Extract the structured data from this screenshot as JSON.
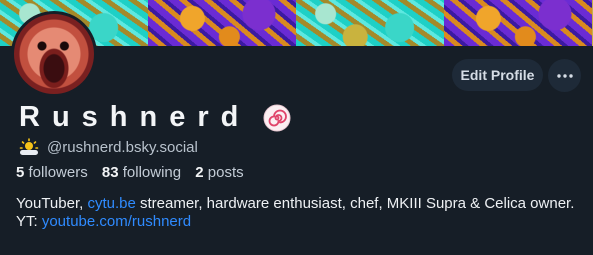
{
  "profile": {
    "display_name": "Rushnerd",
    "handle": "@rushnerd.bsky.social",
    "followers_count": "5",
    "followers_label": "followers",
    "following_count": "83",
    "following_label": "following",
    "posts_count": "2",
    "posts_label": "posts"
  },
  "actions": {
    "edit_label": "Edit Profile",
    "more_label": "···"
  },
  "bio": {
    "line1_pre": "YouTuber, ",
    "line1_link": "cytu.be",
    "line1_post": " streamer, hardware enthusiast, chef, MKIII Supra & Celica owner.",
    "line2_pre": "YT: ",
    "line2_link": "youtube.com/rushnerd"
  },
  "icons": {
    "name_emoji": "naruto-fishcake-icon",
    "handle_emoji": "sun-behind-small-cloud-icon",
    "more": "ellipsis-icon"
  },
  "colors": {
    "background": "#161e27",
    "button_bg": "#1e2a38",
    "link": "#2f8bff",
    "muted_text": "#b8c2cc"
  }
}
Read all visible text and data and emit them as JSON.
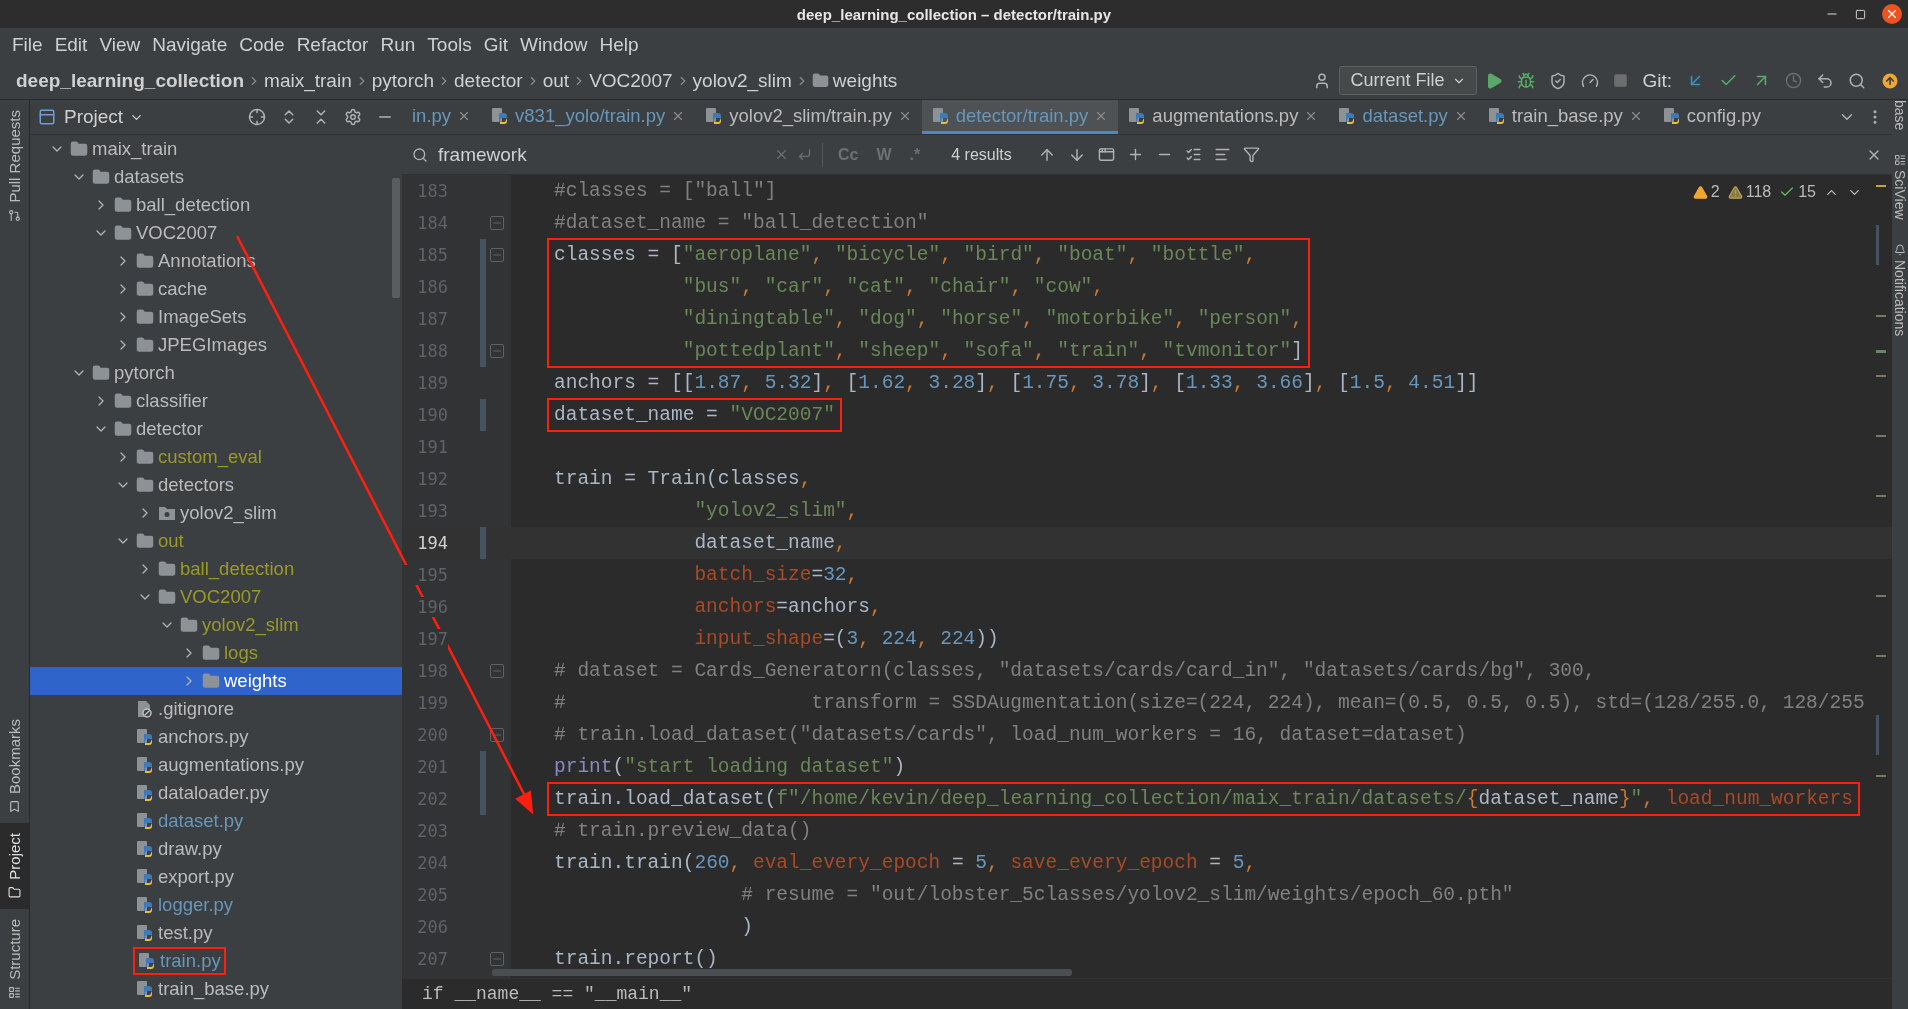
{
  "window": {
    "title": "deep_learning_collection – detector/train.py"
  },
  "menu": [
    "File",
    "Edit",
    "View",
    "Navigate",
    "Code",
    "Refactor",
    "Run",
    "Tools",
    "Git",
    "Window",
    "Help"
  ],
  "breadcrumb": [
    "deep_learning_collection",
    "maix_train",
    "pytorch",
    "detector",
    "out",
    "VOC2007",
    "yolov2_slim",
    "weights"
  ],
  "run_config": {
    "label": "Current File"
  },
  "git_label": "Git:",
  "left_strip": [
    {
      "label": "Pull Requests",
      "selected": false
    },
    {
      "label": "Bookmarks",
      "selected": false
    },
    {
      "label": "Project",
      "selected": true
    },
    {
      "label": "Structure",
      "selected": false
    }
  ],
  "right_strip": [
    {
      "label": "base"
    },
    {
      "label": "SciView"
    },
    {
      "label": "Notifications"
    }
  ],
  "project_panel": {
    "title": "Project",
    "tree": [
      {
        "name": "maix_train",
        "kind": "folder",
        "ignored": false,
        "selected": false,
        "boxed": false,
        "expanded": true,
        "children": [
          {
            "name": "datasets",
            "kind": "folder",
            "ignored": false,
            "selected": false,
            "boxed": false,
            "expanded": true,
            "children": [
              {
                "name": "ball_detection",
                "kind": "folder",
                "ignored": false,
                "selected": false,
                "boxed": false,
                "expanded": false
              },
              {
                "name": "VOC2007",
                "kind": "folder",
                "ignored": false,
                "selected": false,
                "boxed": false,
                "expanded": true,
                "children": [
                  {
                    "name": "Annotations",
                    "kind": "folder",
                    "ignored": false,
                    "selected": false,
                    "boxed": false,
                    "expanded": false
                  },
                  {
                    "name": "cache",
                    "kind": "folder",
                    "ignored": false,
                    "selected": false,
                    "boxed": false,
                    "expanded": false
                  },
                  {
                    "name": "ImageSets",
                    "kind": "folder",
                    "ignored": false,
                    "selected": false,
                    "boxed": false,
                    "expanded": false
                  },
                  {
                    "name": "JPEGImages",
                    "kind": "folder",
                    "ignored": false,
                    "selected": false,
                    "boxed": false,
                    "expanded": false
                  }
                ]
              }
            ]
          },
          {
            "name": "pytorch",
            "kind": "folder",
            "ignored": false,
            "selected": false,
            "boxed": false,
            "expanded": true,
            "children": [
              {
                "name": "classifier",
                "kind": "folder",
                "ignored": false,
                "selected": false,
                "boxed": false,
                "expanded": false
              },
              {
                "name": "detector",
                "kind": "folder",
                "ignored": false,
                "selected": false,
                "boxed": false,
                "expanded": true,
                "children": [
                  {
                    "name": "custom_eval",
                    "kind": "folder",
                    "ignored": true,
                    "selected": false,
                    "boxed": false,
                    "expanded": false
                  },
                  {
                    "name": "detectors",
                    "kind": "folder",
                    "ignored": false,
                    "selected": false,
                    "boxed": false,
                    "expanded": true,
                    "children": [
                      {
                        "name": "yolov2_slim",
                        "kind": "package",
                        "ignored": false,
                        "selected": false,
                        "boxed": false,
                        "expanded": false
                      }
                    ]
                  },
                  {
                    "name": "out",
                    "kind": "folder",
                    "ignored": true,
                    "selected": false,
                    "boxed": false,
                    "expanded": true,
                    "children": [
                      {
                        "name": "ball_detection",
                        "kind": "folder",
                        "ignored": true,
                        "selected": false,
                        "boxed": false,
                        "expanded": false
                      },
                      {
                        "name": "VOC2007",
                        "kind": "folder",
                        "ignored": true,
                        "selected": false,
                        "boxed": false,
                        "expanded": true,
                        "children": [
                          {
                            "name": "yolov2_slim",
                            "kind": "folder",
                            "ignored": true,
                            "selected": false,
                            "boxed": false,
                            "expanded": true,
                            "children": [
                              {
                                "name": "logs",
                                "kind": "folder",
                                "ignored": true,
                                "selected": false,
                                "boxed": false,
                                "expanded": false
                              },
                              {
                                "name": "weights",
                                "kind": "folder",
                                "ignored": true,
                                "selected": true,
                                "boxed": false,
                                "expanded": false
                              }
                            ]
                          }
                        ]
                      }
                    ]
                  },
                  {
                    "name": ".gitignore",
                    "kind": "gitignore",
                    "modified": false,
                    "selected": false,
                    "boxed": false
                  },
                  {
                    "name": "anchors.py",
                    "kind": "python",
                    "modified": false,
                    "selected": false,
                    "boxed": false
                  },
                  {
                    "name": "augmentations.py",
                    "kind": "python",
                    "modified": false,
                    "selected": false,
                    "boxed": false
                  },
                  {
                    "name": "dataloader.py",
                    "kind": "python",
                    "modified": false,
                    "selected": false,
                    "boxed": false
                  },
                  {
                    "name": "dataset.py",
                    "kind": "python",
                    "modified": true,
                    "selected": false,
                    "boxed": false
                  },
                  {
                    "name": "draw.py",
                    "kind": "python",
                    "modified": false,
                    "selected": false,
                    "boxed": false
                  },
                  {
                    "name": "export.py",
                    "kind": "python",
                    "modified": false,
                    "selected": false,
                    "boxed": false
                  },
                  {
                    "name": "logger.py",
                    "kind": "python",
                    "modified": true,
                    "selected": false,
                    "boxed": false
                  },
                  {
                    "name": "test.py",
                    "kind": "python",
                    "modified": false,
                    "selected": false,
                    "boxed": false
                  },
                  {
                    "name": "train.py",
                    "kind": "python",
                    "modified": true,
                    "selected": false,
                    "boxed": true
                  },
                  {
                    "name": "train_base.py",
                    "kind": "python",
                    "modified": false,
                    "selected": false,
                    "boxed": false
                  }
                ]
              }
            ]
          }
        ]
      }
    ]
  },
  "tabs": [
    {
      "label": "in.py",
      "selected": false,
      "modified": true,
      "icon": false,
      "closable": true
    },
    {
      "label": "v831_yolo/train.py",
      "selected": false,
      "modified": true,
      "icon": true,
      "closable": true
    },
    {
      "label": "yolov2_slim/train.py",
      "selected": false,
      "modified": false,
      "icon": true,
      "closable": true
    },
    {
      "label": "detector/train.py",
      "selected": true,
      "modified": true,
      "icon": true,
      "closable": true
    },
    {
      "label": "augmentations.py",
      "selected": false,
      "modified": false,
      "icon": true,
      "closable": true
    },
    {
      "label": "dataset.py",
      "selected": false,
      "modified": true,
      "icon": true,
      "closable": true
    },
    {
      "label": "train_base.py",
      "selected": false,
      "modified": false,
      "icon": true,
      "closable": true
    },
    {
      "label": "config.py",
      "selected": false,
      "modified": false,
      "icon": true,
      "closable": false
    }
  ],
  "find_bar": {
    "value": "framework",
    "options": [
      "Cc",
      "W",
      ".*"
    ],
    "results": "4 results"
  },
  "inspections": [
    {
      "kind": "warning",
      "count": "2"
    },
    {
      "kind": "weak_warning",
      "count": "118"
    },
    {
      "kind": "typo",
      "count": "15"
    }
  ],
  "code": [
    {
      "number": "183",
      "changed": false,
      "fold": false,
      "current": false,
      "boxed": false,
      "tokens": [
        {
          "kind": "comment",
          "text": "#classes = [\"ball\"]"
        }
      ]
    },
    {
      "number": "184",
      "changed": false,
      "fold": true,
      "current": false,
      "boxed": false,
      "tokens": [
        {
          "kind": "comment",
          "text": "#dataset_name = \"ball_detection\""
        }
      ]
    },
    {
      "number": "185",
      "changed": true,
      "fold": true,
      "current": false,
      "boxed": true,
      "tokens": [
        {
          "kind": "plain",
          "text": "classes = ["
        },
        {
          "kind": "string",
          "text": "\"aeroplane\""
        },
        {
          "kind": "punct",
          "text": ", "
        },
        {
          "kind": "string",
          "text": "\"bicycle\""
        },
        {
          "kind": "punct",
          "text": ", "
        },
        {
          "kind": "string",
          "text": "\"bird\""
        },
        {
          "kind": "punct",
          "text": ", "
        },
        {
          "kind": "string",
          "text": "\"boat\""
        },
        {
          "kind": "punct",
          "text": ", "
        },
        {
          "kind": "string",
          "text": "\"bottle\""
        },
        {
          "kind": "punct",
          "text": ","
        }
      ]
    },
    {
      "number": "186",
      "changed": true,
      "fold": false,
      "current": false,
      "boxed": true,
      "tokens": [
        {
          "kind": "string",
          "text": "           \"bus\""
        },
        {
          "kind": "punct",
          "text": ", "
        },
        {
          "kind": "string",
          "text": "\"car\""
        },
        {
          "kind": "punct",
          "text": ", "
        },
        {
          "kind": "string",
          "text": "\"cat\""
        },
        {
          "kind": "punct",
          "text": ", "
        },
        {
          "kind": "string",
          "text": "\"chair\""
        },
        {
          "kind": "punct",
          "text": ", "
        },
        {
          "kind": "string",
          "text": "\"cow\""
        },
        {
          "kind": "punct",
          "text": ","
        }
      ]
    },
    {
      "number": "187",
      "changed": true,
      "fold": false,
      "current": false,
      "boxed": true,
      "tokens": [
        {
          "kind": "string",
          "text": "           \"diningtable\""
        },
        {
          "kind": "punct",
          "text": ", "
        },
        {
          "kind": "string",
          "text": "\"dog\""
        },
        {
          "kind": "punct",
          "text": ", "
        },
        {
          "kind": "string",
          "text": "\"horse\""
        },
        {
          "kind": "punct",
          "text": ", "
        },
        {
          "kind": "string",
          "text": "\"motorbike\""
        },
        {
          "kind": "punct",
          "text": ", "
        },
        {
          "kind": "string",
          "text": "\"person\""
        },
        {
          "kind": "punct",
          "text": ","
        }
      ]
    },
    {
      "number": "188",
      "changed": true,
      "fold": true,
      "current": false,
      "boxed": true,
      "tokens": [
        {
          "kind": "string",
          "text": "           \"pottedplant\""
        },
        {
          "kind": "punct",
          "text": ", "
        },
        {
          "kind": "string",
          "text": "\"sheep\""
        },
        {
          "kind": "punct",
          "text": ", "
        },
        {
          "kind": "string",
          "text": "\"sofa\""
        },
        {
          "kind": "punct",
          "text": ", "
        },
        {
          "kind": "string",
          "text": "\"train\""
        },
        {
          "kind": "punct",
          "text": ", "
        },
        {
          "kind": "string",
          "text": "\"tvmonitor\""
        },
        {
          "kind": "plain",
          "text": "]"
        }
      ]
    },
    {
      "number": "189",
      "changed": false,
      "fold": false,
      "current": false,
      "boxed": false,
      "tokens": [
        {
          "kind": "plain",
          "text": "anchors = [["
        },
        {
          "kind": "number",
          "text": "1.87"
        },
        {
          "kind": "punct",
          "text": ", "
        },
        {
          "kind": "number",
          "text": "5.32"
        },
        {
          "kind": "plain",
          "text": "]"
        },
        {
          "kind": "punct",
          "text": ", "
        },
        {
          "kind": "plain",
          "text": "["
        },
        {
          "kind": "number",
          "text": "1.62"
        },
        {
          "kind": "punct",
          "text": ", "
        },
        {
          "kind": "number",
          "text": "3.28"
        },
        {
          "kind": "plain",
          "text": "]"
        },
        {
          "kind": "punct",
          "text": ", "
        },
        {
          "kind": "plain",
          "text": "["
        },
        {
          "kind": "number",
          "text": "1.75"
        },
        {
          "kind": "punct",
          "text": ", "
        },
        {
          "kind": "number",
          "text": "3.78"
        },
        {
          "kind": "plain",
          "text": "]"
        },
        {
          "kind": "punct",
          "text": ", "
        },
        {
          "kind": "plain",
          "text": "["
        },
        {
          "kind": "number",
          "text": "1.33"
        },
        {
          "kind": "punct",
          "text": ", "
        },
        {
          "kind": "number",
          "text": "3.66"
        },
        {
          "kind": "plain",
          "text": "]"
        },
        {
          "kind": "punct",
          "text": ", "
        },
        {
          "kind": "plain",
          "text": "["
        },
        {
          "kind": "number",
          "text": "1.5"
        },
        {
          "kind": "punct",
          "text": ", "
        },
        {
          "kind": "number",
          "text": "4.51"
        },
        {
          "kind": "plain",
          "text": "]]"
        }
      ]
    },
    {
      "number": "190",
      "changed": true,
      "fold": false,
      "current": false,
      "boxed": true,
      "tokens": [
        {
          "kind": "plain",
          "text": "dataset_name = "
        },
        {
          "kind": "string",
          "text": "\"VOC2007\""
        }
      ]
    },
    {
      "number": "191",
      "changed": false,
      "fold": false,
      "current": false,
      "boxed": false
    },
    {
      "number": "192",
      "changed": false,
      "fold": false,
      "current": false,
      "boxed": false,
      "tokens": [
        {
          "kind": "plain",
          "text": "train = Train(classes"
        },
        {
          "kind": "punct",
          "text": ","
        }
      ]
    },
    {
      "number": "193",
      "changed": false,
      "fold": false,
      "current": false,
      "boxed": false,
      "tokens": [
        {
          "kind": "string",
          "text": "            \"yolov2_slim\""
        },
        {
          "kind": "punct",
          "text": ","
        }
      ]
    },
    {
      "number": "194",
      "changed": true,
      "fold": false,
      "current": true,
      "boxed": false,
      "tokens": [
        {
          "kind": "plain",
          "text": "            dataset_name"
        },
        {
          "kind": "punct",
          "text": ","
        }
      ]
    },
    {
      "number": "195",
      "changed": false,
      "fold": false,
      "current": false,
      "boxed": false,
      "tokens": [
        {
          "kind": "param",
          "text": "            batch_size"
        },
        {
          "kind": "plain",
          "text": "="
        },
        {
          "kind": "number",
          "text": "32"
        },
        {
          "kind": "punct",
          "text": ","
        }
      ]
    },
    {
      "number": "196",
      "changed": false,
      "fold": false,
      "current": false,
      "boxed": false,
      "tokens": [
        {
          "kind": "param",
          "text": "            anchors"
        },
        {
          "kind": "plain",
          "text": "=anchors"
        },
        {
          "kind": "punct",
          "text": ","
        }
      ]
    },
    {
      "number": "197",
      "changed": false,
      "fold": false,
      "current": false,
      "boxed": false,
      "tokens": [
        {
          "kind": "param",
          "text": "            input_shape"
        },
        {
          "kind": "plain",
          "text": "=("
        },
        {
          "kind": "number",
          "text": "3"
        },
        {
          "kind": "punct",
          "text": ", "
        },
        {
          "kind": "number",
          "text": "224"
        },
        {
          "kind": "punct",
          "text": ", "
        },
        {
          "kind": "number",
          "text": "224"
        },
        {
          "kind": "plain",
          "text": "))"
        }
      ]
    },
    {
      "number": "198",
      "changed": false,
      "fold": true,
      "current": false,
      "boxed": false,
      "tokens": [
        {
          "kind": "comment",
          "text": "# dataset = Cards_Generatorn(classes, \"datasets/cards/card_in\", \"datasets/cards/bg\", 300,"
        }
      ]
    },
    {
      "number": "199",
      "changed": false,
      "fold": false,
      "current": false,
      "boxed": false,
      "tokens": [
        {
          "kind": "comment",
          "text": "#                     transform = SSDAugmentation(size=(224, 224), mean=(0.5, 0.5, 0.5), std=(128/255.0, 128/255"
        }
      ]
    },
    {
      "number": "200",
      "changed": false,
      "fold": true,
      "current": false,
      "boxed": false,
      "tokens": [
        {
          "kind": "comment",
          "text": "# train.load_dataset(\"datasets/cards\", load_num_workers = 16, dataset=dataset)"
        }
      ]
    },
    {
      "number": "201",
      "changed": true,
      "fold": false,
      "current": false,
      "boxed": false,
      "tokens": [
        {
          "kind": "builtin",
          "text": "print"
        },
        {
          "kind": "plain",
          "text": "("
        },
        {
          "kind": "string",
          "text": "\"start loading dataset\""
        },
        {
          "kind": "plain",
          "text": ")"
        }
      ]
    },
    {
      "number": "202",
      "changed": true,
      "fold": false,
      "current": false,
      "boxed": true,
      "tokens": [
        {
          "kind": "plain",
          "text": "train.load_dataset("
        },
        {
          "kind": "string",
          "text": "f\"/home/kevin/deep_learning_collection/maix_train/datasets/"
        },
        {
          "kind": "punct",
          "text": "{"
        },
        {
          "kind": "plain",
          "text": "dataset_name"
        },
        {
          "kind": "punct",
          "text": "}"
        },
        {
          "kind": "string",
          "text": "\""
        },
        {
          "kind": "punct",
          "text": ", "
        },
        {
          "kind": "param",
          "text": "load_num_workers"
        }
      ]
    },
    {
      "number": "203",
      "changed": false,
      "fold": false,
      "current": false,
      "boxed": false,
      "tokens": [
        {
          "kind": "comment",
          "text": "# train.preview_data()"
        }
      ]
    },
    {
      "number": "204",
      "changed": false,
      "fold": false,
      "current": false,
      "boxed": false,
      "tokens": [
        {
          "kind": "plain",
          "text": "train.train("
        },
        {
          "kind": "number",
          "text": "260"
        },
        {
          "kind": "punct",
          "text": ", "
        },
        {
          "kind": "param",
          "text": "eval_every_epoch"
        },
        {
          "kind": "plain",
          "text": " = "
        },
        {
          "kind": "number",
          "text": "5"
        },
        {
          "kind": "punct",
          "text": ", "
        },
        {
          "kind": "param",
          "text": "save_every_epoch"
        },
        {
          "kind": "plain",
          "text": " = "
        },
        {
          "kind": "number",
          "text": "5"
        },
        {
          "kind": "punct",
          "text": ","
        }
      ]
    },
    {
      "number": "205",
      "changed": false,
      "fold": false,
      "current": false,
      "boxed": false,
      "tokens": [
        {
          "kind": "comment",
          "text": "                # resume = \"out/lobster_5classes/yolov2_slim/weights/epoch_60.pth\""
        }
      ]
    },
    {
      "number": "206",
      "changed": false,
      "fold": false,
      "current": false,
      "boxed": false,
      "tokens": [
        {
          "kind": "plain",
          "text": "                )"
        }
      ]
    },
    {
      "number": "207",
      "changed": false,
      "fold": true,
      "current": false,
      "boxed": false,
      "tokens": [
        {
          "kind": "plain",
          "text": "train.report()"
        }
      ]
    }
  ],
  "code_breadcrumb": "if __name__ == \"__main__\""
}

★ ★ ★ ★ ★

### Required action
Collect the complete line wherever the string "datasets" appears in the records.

### Answer to this problem
            "name": "datasets",
          "text": "# dataset = Cards_Generatorn(classes, \"datasets/cards/card_in\", \"datasets/cards/bg\", 300,"
          "text": "# train.load_dataset(\"datasets/cards\", load_num_workers = 16, dataset=dataset)"
          "text": "f\"/home/kevin/deep_learning_collection/maix_train/datasets/"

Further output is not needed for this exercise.